KINGSLEY FIELD, Ore. --
As the COVID-19 pandemic makes inroads in the United States military officials at the highest levels adopted new Centers for Disease Control guidance to require military members to wear masks when required to work inside a six-foot radius of others.
The Department of Defense sent this requirement to bases including, Kingsley Field, April 6, with the expectation that it would be fully adopted within eight days.
Thanks to some quick thinking on the part of senior leadership Airmen at Kingsley Field all have masks available to them one day later. An unconventional approach coupled with a willingness to pitch in and help saw more than 615 masks created from whole cloth—not to mention old ABUs, flight suits and a few worn out OCPs as well.
“It’s extremely impressive how Team Kingsley came together to get this done,” said Col. Brad Orgeron, the 173rd Fighter Wing vice commander. He went on to describe the process of finding a design that met CDC requirements, namely controlling spray through the fabric, which was also feasible for Airmen to construct quickly with material on-hand.
“Everybody pitched in to help,” said Lt. Col. Micah Lambert, the 173rd Maintenance Group commander. “We did an all-call on the app and Col. Edwards sent out an email saying ‘we’re gonna produce these tomorrow,’ and we went after it, and every shop you walked around folks were doing these “arts and crafts” projects—making these 10x6 squares of ABU material or felt.”
The maintenance conference room table was stacked with old ABUs as Airmen worked to break them down into cloth squares suitable for sewing into a mask. Downstairs the same thing was happening as a number of crew chiefs worked with razor blades to cut fabric squares.
Across the tarmac in the Aircrew Flight Equipment office the sound of sewing machines marked the next phase of construction where the squares were sewn together to form the protective mouth and nose cover.
“I’ve done about 100 so far,” said Tech.

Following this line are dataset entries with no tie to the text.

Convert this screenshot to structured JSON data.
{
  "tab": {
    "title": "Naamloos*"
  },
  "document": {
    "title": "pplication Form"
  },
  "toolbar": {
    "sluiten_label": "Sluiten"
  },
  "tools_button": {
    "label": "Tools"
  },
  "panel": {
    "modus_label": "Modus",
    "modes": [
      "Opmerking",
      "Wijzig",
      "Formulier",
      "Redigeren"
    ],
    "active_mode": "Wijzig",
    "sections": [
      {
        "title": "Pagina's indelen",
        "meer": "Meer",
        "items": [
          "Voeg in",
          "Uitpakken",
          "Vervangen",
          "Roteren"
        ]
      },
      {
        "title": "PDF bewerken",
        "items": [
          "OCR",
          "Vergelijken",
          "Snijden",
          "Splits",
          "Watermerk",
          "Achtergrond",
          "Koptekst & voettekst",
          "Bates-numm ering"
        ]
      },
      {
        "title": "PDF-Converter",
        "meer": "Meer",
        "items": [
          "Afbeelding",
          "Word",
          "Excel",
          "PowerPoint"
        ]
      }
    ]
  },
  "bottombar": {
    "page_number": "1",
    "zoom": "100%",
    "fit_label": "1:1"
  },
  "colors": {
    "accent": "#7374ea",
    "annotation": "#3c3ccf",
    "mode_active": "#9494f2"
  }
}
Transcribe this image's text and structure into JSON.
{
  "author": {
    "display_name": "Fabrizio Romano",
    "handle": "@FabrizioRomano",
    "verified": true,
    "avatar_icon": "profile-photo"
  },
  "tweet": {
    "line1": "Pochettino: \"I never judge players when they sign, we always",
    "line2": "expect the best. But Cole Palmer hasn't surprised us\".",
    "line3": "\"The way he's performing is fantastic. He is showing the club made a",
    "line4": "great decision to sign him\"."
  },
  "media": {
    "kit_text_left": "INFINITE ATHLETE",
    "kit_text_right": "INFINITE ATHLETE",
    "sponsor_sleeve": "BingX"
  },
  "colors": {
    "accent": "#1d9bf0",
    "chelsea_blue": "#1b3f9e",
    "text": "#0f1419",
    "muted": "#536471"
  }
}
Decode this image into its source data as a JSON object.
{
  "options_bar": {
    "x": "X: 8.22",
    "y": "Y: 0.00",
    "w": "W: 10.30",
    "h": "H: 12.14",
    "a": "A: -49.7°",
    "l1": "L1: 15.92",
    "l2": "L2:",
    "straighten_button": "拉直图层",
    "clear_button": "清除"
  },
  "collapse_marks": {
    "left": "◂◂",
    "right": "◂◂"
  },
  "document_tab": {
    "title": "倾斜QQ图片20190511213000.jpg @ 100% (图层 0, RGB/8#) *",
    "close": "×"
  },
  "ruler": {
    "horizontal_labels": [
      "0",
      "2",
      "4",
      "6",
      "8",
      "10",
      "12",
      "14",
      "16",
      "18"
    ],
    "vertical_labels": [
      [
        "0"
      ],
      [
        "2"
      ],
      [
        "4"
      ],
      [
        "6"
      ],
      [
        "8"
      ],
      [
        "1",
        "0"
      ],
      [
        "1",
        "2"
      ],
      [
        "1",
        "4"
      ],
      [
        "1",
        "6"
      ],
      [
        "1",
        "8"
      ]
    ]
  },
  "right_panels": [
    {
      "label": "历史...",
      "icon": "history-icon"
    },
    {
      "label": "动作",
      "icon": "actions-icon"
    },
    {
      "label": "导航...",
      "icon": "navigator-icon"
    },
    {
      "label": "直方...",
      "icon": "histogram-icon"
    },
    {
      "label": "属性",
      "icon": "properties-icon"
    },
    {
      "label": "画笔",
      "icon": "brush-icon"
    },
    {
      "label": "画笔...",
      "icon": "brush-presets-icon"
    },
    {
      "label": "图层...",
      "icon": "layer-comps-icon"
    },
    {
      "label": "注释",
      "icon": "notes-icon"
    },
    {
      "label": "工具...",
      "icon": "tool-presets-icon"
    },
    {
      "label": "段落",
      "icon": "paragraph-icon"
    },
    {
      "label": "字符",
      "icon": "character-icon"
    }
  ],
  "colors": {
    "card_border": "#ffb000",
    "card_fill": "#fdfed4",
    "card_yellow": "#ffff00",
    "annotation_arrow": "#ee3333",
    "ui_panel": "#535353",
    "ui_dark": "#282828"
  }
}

Sgt. Thomas Howard, an AFE technician, shortly after 11 a.m. between setting down a sewn piece and grabbing two more pieces of cloth.
Several reasons made is necessary for the base to undertake this project, the supply system is overwhelmed with mask requests as is the civilian supply chain, making that a dead-end.
Although the base has some mask reserves, these need to be preserved for medical staff as well as community support as the Oregon Air National Guard remains ready to respond to the state’s call should the crisis worsen.
Finally, the wing’s mission is to provide trained air superiority pilots to the U.S. Air Force and the Air National Guard and the sooner these masks are ready the sooner the base returns that core mission.
“It’s going to be great tomorrow to hear the sound of jets flying in the Klamath Basin tomorrow as we get back to flying—our day-to-day business,” said Orgeron.